Medhost: Patient Logic — Case Study
What is an EHR?
An Electronic Health Record is what a physician uses to asses and document a patient. Patient Logic is an EHR that I’m currently working to develop at MedHost .
With a full portfolio of enterprise and departmental solutions, MedHost provides software and services to more than 1,000 hospitals nationwide, from large multi-facility hospital systems to independent community facilities and IDNs.
I delivered Workflow Design and Wireframes. I participated heavily in Feature Planning, Scrum Planning, Team Management, and the Enterprise level UX Architecture.
Day to Day: I worked with a strong team and develop the Physician’s Experience which includes everything from logging in, to managing a patient’s data, ordering medications and writing the physician’s note.
If you look at any of the previous EHRs they all generally feel the same. Slow, clunky, cryptic keyboard navigations, and macro heavy with a very steep learning curve.
Physicians need a quick way to read the patient’s status. We built the patient chart to be used at a glance.
The results of the research proved that the current available tools are mostly cobbled together with very little insight from those that use it.
Working hand in hand with subject matter experts (in this case it was physicians, nurses, and lab techs) we learn all that we can about what they need. From regulated requirements to user workflows in the physical work space, we try to put ourselves in their shoes as much as possible.
We used a few tools to do the research from intensive Q & A sessions, through white boarding and wire frames, to visiting hospitals and watching physicians in their day to day tasks. We were able to paint a very detailed picture of what a physician needs to assess a patient, write notes and create orders.
Until you truly know what they need (not just their wants) you can’t really begin to understand what to build.

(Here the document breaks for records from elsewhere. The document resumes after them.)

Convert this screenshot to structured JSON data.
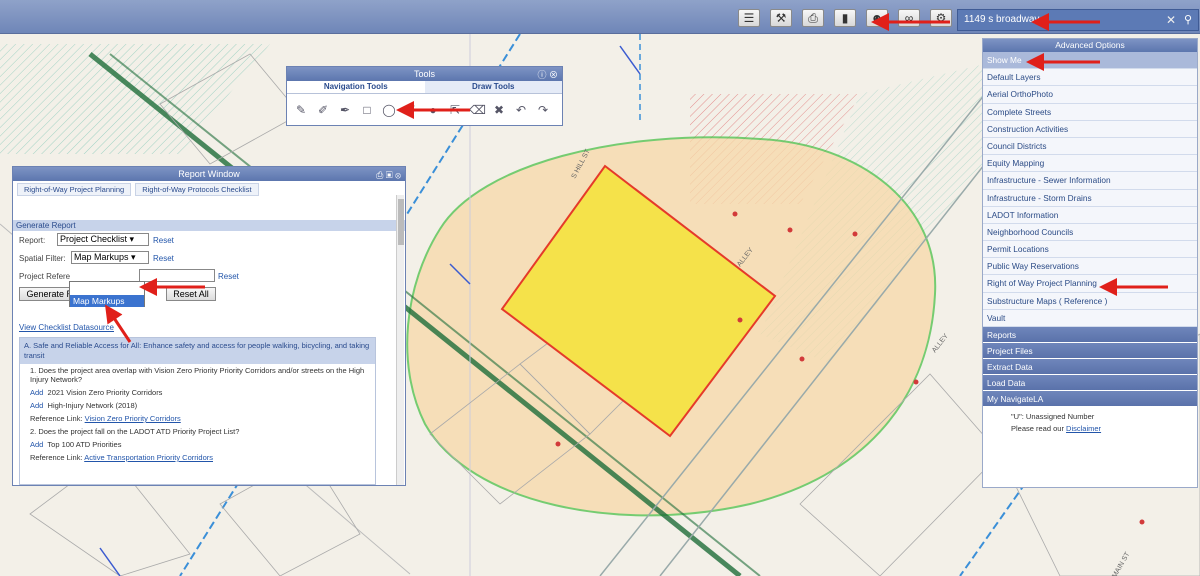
{
  "search": {
    "value": "1149 s broadway"
  },
  "toolbar": {
    "icons": [
      "layers-icon",
      "tools-icon",
      "print-icon",
      "markup-icon",
      "user-icon",
      "link-icon",
      "settings-icon"
    ]
  },
  "tools_window": {
    "title": "Tools",
    "tabs": [
      "Navigation Tools",
      "Draw Tools"
    ]
  },
  "report_window": {
    "title": "Report Window",
    "tabs": [
      "Right-of-Way Project Planning",
      "Right-of-Way Protocols Checklist"
    ],
    "section": "Generate Report",
    "report_label": "Report:",
    "report_value": "Project Checklist",
    "reset": "Reset",
    "spatial_label": "Spatial Filter:",
    "spatial_value": "Map Markups",
    "project_ref_label": "Project Refere",
    "dropdown_option": "Map Markups",
    "generate_label": "Generate Report",
    "reset_all_label": "Reset All",
    "view_link": "View Checklist Datasource",
    "checklist": {
      "header": "A. Safe and Reliable Access for All: Enhance safety and access for people walking, bicycling, and taking transit",
      "q1": "1. Does the project area overlap with Vision Zero Priority Priority Corridors and/or streets on the High Injury Network?",
      "q1_items": [
        "2021 Vision Zero Priority Corridors",
        "High-Injury Network (2018)"
      ],
      "add": "Add",
      "ref_label": "Reference Link:",
      "q1_ref": "Vision Zero Priority Corridors",
      "q2": "2. Does the project fall on the LADOT ATD Priority Project List?",
      "q2_items": [
        "Top 100 ATD Priorities"
      ],
      "q2_ref": "Active Transportation Priority Corridors"
    }
  },
  "advanced": {
    "title": "Advanced Options",
    "items": [
      "Show Me",
      "Default Layers",
      "Aerial OrthoPhoto",
      "Complete Streets",
      "Construction Activities",
      "Council Districts",
      "Equity Mapping",
      "Infrastructure - Sewer Information",
      "Infrastructure - Storm Drains",
      "LADOT Information",
      "Neighborhood Councils",
      "Permit Locations",
      "Public Way Reservations",
      "Right of Way Project Planning",
      "Substructure Maps ( Reference )",
      "Vault"
    ],
    "sections": [
      "Reports",
      "Project Files",
      "Extract Data",
      "Load Data",
      "My NavigateLA"
    ],
    "foot1": "\"U\": Unassigned Number",
    "foot2": "Please read our ",
    "foot_link": "Disclaimer"
  },
  "map_labels": [
    "ALLEY",
    "ALLEY",
    "S HILL ST",
    "S MAIN ST"
  ],
  "colors": {
    "highlight_arrow": "#e0201a",
    "buffer": "#f7d9a8",
    "parcel": "#f5e24a",
    "green_outline": "#4cc04a"
  }
}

We were able to now assess a patient, write notes, and write orders in a fraction of the time. In some cases, writing a note alone has been cut down from 2 hours to 20 minutes.